Task goal —
Every line that contains "Number" must be located and copied from the data.

Records supplied —
***

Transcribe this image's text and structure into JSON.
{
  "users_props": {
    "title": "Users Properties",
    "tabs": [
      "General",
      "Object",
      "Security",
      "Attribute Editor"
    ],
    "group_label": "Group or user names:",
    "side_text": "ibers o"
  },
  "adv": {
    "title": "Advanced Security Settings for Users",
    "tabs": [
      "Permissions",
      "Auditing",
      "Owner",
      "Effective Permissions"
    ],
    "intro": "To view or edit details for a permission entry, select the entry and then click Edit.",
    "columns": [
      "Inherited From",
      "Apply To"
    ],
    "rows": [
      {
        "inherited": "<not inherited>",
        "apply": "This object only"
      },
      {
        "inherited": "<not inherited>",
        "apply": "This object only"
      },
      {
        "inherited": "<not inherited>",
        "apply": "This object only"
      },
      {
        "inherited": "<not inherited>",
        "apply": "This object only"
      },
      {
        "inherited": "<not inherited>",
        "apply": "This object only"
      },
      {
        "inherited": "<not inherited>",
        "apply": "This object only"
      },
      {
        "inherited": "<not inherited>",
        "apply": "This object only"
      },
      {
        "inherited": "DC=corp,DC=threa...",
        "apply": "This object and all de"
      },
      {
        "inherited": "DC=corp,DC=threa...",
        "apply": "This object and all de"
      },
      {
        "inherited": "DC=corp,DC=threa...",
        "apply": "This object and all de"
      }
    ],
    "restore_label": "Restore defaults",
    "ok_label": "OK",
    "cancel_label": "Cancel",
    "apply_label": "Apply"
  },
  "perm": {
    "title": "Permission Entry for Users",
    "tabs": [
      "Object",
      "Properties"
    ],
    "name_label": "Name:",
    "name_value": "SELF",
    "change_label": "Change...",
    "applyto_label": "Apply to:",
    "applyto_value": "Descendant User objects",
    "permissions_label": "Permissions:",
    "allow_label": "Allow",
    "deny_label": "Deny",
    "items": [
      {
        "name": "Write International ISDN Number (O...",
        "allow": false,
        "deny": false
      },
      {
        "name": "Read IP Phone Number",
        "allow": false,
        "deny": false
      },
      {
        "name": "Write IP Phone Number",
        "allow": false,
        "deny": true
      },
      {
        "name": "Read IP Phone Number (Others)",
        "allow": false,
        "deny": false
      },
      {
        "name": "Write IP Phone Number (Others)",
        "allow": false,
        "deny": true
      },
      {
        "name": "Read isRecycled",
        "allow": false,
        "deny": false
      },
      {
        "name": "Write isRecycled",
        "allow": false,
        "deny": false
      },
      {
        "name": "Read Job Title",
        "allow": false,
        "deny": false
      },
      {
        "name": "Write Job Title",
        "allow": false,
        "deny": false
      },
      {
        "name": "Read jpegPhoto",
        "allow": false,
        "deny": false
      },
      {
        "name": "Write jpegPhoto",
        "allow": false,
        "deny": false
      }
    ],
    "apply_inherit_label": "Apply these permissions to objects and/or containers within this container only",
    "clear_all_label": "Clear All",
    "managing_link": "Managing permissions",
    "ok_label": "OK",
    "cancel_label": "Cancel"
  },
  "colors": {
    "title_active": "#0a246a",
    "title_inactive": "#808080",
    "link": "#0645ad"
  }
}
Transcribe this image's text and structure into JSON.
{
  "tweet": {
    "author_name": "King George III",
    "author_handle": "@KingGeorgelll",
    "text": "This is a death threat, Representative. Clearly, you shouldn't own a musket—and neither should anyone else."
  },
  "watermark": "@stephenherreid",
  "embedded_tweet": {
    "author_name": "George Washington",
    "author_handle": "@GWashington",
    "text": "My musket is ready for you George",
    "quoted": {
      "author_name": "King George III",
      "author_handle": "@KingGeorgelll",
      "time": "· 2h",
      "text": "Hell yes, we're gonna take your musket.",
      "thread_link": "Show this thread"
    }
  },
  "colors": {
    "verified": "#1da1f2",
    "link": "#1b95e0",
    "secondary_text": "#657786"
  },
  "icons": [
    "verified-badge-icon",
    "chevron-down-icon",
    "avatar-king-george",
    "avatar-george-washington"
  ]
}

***

Solved exercise —
        "name": "Write International ISDN Number (O...",
        "name": "Read IP Phone Number",
        "name": "Write IP Phone Number",
        "name": "Read IP Phone Number (Others)",
        "name": "Write IP Phone Number (Others)",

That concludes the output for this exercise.